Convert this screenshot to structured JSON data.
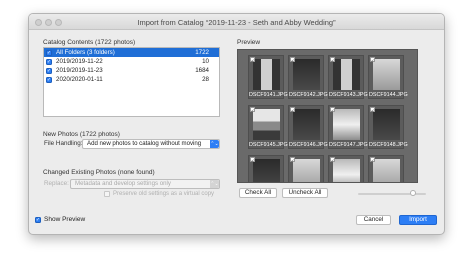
{
  "window": {
    "title": "Import from Catalog “2019-11-23 - Seth and Abby Wedding”"
  },
  "catalog": {
    "heading": "Catalog Contents (1722 photos)",
    "rows": [
      {
        "label": "All Folders (3 folders)",
        "count": "1722",
        "checked": true,
        "selected": true
      },
      {
        "label": "2019/2019-11-22",
        "count": "10",
        "checked": true,
        "selected": false
      },
      {
        "label": "2019/2019-11-23",
        "count": "1684",
        "checked": true,
        "selected": false
      },
      {
        "label": "2020/2020-01-11",
        "count": "28",
        "checked": true,
        "selected": false
      }
    ]
  },
  "new_photos": {
    "heading": "New Photos (1722 photos)",
    "file_handling_label": "File Handling:",
    "file_handling_value": "Add new photos to catalog without moving"
  },
  "changed": {
    "heading": "Changed Existing Photos (none found)",
    "replace_label": "Replace:",
    "replace_value": "Metadata and develop settings only",
    "preserve_label": "Preserve old settings as a virtual copy"
  },
  "preview": {
    "heading": "Preview",
    "thumbnails": [
      {
        "name": "DSCF9141.JPG",
        "style": "door"
      },
      {
        "name": "DSCF9142.JPG",
        "style": "dark"
      },
      {
        "name": "DSCF9143.JPG",
        "style": "door"
      },
      {
        "name": "DSCF9144.JPG",
        "style": "light"
      },
      {
        "name": "DSCF9145.JPG",
        "style": "house"
      },
      {
        "name": "DSCF9146.JPG",
        "style": "dark"
      },
      {
        "name": "DSCF9147.JPG",
        "style": "dress"
      },
      {
        "name": "DSCF9148.JPG",
        "style": "dark"
      },
      {
        "name": "",
        "style": "dark"
      },
      {
        "name": "",
        "style": "light"
      },
      {
        "name": "",
        "style": "dress"
      },
      {
        "name": "",
        "style": "light"
      }
    ],
    "check_all_label": "Check All",
    "uncheck_all_label": "Uncheck All"
  },
  "footer": {
    "show_preview_label": "Show Preview",
    "cancel_label": "Cancel",
    "import_label": "Import"
  },
  "icons": {
    "checkmark": "✓",
    "chevrons": "⌃⌄"
  },
  "colors": {
    "accent": "#2d7ef5",
    "selection": "#1f6ed6"
  }
}
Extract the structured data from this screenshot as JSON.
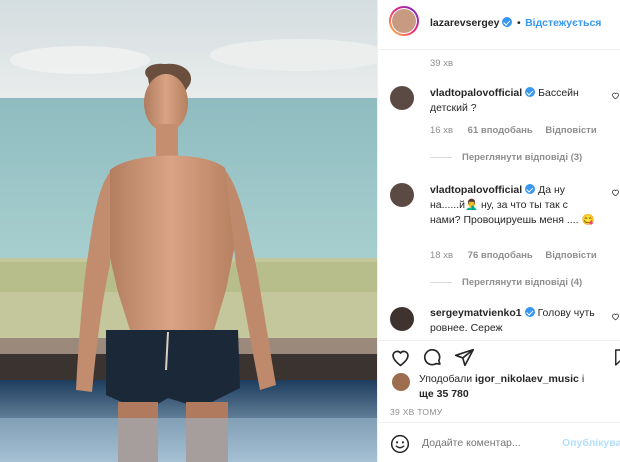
{
  "post": {
    "author": "lazarevsergey",
    "follow_label": "Відстежується",
    "caption_time": "39 хв"
  },
  "comments": [
    {
      "username": "vladtopalovofficial",
      "text": "Бассейн детский ?",
      "time": "16 хв",
      "likes": "61 вподобань",
      "reply_label": "Відповісти",
      "view_replies": "Переглянути відповіді (3)"
    },
    {
      "username": "vladtopalovofficial",
      "text": "Да ну на......й🤦‍♂️ ну, за что ты так с нами? Провоцируешь меня ....",
      "emoji_end": "😋",
      "time": "18 хв",
      "likes": "76 вподобань",
      "reply_label": "Відповісти",
      "view_replies": "Переглянути відповіді (4)"
    },
    {
      "username": "sergeymatvienko1",
      "text": "Голову чуть ровнее. Сереж"
    }
  ],
  "liked_by": {
    "prefix": "Уподобали",
    "user": "igor_nikolaev_music",
    "suffix": "і",
    "line2": "ще 35 780"
  },
  "post_time": "39 ХВ ТОМУ",
  "add_comment": {
    "placeholder": "Додайте коментар...",
    "publish_label": "Опублікува"
  },
  "colors": {
    "accent": "#3897f0",
    "verified": "#3897f0",
    "muted": "#8e8e8e"
  },
  "icons": [
    "heart-icon",
    "comment-icon",
    "share-icon",
    "bookmark-icon",
    "emoji-icon",
    "verified-icon"
  ]
}
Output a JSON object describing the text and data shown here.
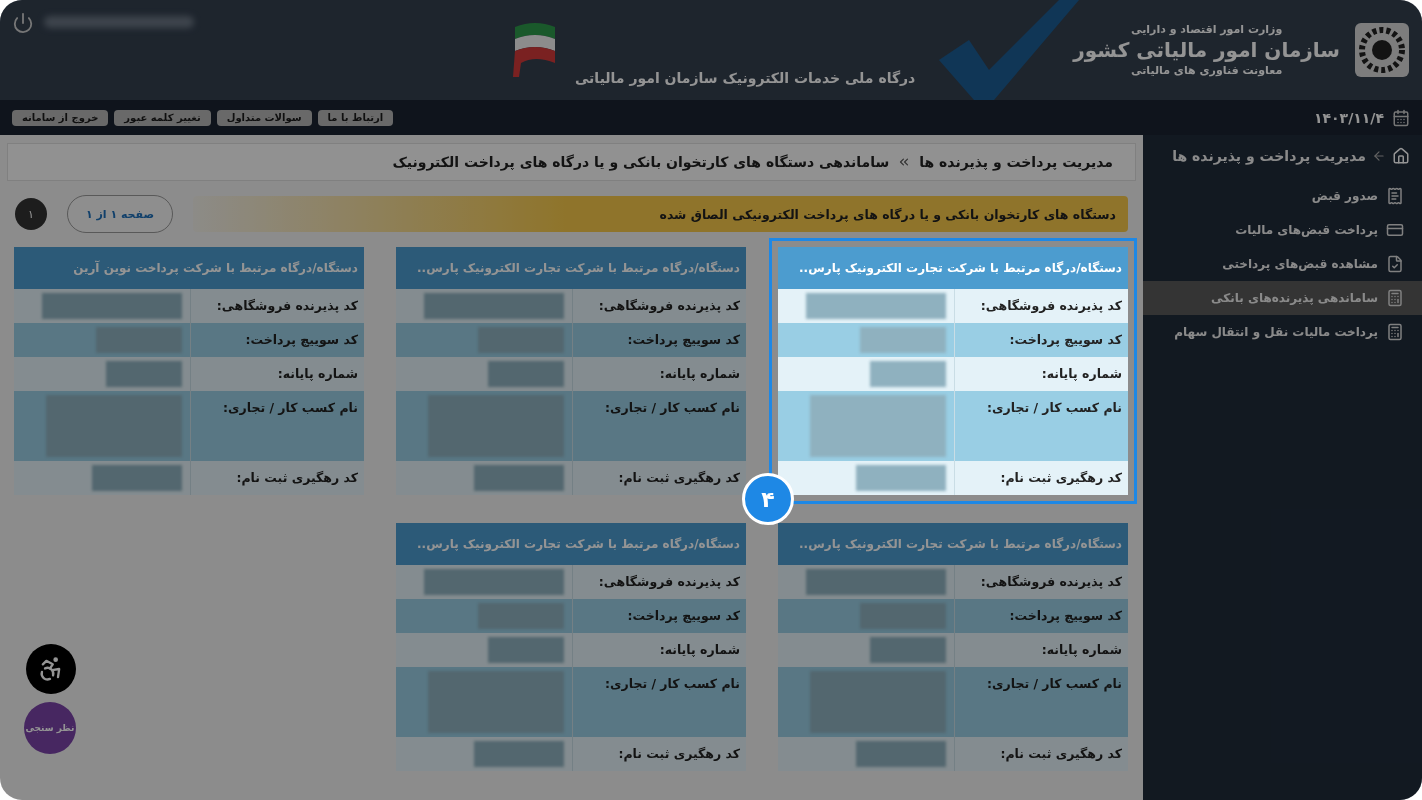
{
  "header": {
    "ministry": "وزارت امور اقتصاد و دارایی",
    "org": "سازمان امور مالیاتی کشور",
    "deputy": "معاونت فناوری های مالیاتی",
    "portal": "درگاه ملی خدمات الکترونیک سازمان امور مالیاتی",
    "user_blurred": true
  },
  "subbar": {
    "date": "۱۴۰۳/۱۱/۴",
    "buttons": [
      "ارتباط با ما",
      "سوالات متداول",
      "تغییر کلمه عبور",
      "خروج از سامانه"
    ]
  },
  "sidebar": {
    "title": "مدیریت پرداخت و پذیرنده ها",
    "items": [
      {
        "label": "صدور قبض",
        "selected": false
      },
      {
        "label": "پرداخت قبض‌های مالیات",
        "selected": false
      },
      {
        "label": "مشاهده قبض‌های پرداختی",
        "selected": false
      },
      {
        "label": "ساماندهی پذیرنده‌های بانکی",
        "selected": true
      },
      {
        "label": "پرداخت مالیات نقل و انتقال سهام",
        "selected": false
      }
    ]
  },
  "breadcrumb": [
    "مدیریت پرداخت و پذیرنده ها",
    "ساماندهی دستگاه های کارتخوان بانکی و یا درگاه های پرداخت الکترونیک"
  ],
  "alert": "دستگاه های کارتخوان بانکی و یا درگاه های پرداخت الکترونیکی الصاق شده",
  "pager": {
    "summary": "صفحه ۱ از ۱",
    "pages": [
      {
        "label": "۱",
        "selected": true
      }
    ]
  },
  "cards": [
    {
      "title": "دستگاه/درگاه مرتبط با شرکت تجارت الکترونیک پارس..",
      "highlighted": true,
      "badge": "۴",
      "fields": [
        {
          "label": "کد پذیرنده فروشگاهی:",
          "blurred": true
        },
        {
          "label": "کد سوییچ پرداخت:",
          "blurred": true
        },
        {
          "label": "شماره پایانه:",
          "blurred": true
        },
        {
          "label": "نام کسب کار / تجاری:",
          "blurred": true
        },
        {
          "label": "کد رهگیری ثبت نام:",
          "blurred": true
        }
      ]
    },
    {
      "title": "دستگاه/درگاه مرتبط با شرکت تجارت الکترونیک پارس..",
      "highlighted": false,
      "fields": [
        {
          "label": "کد پذیرنده فروشگاهی:",
          "blurred": true
        },
        {
          "label": "کد سوییچ پرداخت:",
          "blurred": true
        },
        {
          "label": "شماره پایانه:",
          "blurred": true
        },
        {
          "label": "نام کسب کار / تجاری:",
          "blurred": true
        },
        {
          "label": "کد رهگیری ثبت نام:",
          "blurred": true
        }
      ]
    },
    {
      "title": "دستگاه/درگاه مرتبط با شرکت پرداخت نوین آرین",
      "highlighted": false,
      "fields": [
        {
          "label": "کد پذیرنده فروشگاهی:",
          "blurred": true
        },
        {
          "label": "کد سوییچ پرداخت:",
          "blurred": true
        },
        {
          "label": "شماره پایانه:",
          "blurred": true
        },
        {
          "label": "نام کسب کار / تجاری:",
          "blurred": true
        },
        {
          "label": "کد رهگیری ثبت نام:",
          "blurred": true
        }
      ]
    },
    {
      "title": "دستگاه/درگاه مرتبط با شرکت تجارت الکترونیک پارس..",
      "highlighted": false,
      "fields": [
        {
          "label": "کد پذیرنده فروشگاهی:",
          "blurred": true
        },
        {
          "label": "کد سوییچ پرداخت:",
          "blurred": true
        },
        {
          "label": "شماره پایانه:",
          "blurred": true
        },
        {
          "label": "نام کسب کار / تجاری:",
          "blurred": true
        },
        {
          "label": "کد رهگیری ثبت نام:",
          "blurred": true
        }
      ]
    },
    {
      "title": "دستگاه/درگاه مرتبط با شرکت تجارت الکترونیک پارس..",
      "highlighted": false,
      "fields": [
        {
          "label": "کد پذیرنده فروشگاهی:",
          "blurred": true
        },
        {
          "label": "کد سوییچ پرداخت:",
          "blurred": true
        },
        {
          "label": "شماره پایانه:",
          "blurred": true
        },
        {
          "label": "نام کسب کار / تجاری:",
          "blurred": true
        },
        {
          "label": "کد رهگیری ثبت نام:",
          "blurred": true
        }
      ]
    }
  ],
  "floating": {
    "survey": "نظر سنجی"
  }
}
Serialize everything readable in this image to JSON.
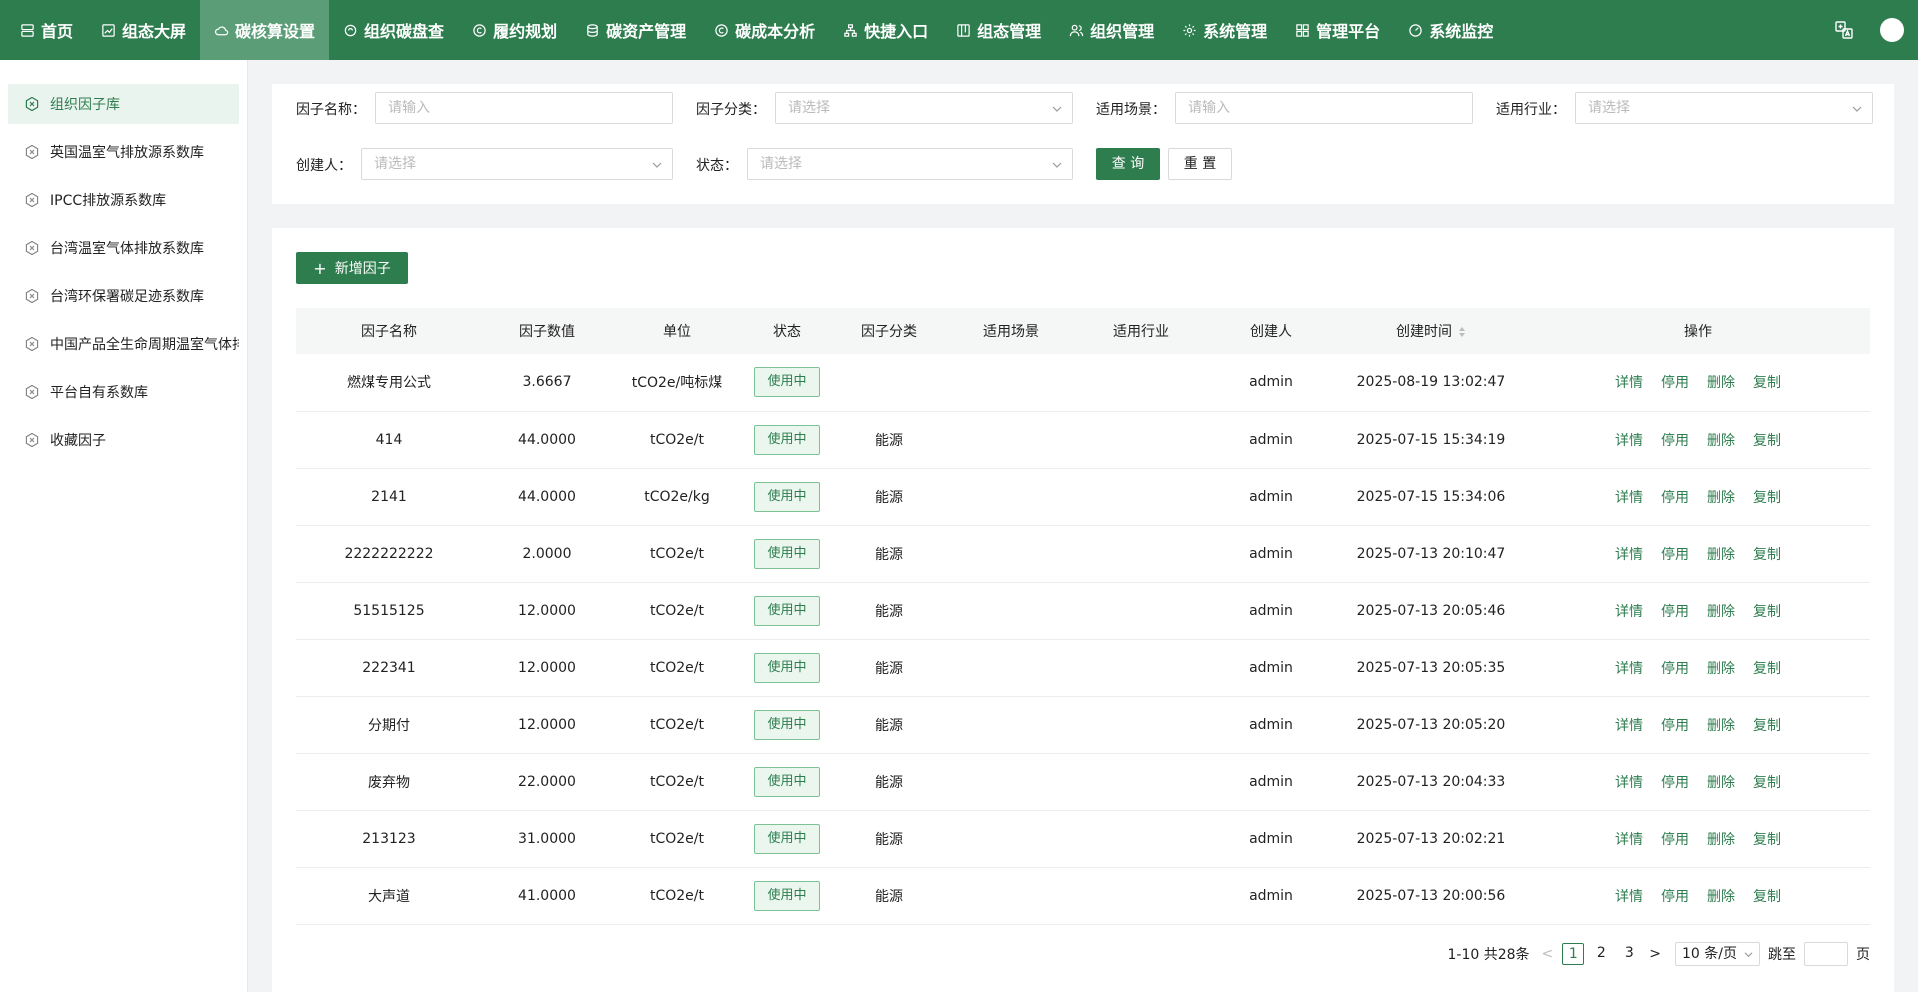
{
  "nav": {
    "items": [
      {
        "label": "首页",
        "icon": "server-icon"
      },
      {
        "label": "组态大屏",
        "icon": "chart-line-icon"
      },
      {
        "label": "碳核算设置",
        "icon": "cloud-icon"
      },
      {
        "label": "组织碳盘查",
        "icon": "search-icon"
      },
      {
        "label": "履约规划",
        "icon": "c-circle-icon"
      },
      {
        "label": "碳资产管理",
        "icon": "database-icon"
      },
      {
        "label": "碳成本分析",
        "icon": "c-circle-icon"
      },
      {
        "label": "快捷入口",
        "icon": "sitemap-icon"
      },
      {
        "label": "组态管理",
        "icon": "layout-icon"
      },
      {
        "label": "组织管理",
        "icon": "users-icon"
      },
      {
        "label": "系统管理",
        "icon": "gear-icon"
      },
      {
        "label": "管理平台",
        "icon": "grid-icon"
      },
      {
        "label": "系统监控",
        "icon": "gauge-icon"
      }
    ],
    "active_index": 2,
    "accent": "#2e7d4f"
  },
  "sidebar": {
    "items": [
      {
        "label": "组织因子库"
      },
      {
        "label": "英国温室气排放源系数库"
      },
      {
        "label": "IPCC排放源系数库"
      },
      {
        "label": "台湾温室气体排放系数库"
      },
      {
        "label": "台湾环保署碳足迹系数库"
      },
      {
        "label": "中国产品全生命周期温室气体排放系数库"
      },
      {
        "label": "平台自有系数库"
      },
      {
        "label": "收藏因子"
      }
    ],
    "active_index": 0
  },
  "filter": {
    "factor_name": {
      "label": "因子名称：",
      "placeholder": "请输入"
    },
    "factor_category": {
      "label": "因子分类：",
      "placeholder": "请选择"
    },
    "scene": {
      "label": "适用场景：",
      "placeholder": "请输入"
    },
    "industry": {
      "label": "适用行业：",
      "placeholder": "请选择"
    },
    "creator": {
      "label": "创建人：",
      "placeholder": "请选择"
    },
    "status": {
      "label": "状态：",
      "placeholder": "请选择"
    },
    "query_label": "查 询",
    "reset_label": "重 置"
  },
  "table": {
    "add_label": "新增因子",
    "columns": [
      "因子名称",
      "因子数值",
      "单位",
      "状态",
      "因子分类",
      "适用场景",
      "适用行业",
      "创建人",
      "创建时间",
      "操作"
    ],
    "actions": [
      "详情",
      "停用",
      "删除",
      "复制"
    ],
    "rows": [
      {
        "name": "燃煤专用公式",
        "value": "3.6667",
        "unit": "tCO2e/吨标煤",
        "status": "使用中",
        "category": "",
        "scene": "",
        "industry": "",
        "creator": "admin",
        "created": "2025-08-19 13:02:47"
      },
      {
        "name": "414",
        "value": "44.0000",
        "unit": "tCO2e/t",
        "status": "使用中",
        "category": "能源",
        "scene": "",
        "industry": "",
        "creator": "admin",
        "created": "2025-07-15 15:34:19"
      },
      {
        "name": "2141",
        "value": "44.0000",
        "unit": "tCO2e/kg",
        "status": "使用中",
        "category": "能源",
        "scene": "",
        "industry": "",
        "creator": "admin",
        "created": "2025-07-15 15:34:06"
      },
      {
        "name": "2222222222",
        "value": "2.0000",
        "unit": "tCO2e/t",
        "status": "使用中",
        "category": "能源",
        "scene": "",
        "industry": "",
        "creator": "admin",
        "created": "2025-07-13 20:10:47"
      },
      {
        "name": "51515125",
        "value": "12.0000",
        "unit": "tCO2e/t",
        "status": "使用中",
        "category": "能源",
        "scene": "",
        "industry": "",
        "creator": "admin",
        "created": "2025-07-13 20:05:46"
      },
      {
        "name": "222341",
        "value": "12.0000",
        "unit": "tCO2e/t",
        "status": "使用中",
        "category": "能源",
        "scene": "",
        "industry": "",
        "creator": "admin",
        "created": "2025-07-13 20:05:35"
      },
      {
        "name": "分期付",
        "value": "12.0000",
        "unit": "tCO2e/t",
        "status": "使用中",
        "category": "能源",
        "scene": "",
        "industry": "",
        "creator": "admin",
        "created": "2025-07-13 20:05:20"
      },
      {
        "name": "废弃物",
        "value": "22.0000",
        "unit": "tCO2e/t",
        "status": "使用中",
        "category": "能源",
        "scene": "",
        "industry": "",
        "creator": "admin",
        "created": "2025-07-13 20:04:33"
      },
      {
        "name": "213123",
        "value": "31.0000",
        "unit": "tCO2e/t",
        "status": "使用中",
        "category": "能源",
        "scene": "",
        "industry": "",
        "creator": "admin",
        "created": "2025-07-13 20:02:21"
      },
      {
        "name": "大声道",
        "value": "41.0000",
        "unit": "tCO2e/t",
        "status": "使用中",
        "category": "能源",
        "scene": "",
        "industry": "",
        "creator": "admin",
        "created": "2025-07-13 20:00:56"
      }
    ]
  },
  "pagination": {
    "summary": "1-10 共28条",
    "pages": [
      "1",
      "2",
      "3"
    ],
    "current": "1",
    "page_size": "10 条/页",
    "jump_label": "跳至",
    "page_suffix": "页"
  }
}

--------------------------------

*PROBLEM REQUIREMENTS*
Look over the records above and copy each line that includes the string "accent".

*SOLUTION*
    "accent": "#2d7ef5",
    "accent": "#3897f0",
    "accent": "#2e7d4f"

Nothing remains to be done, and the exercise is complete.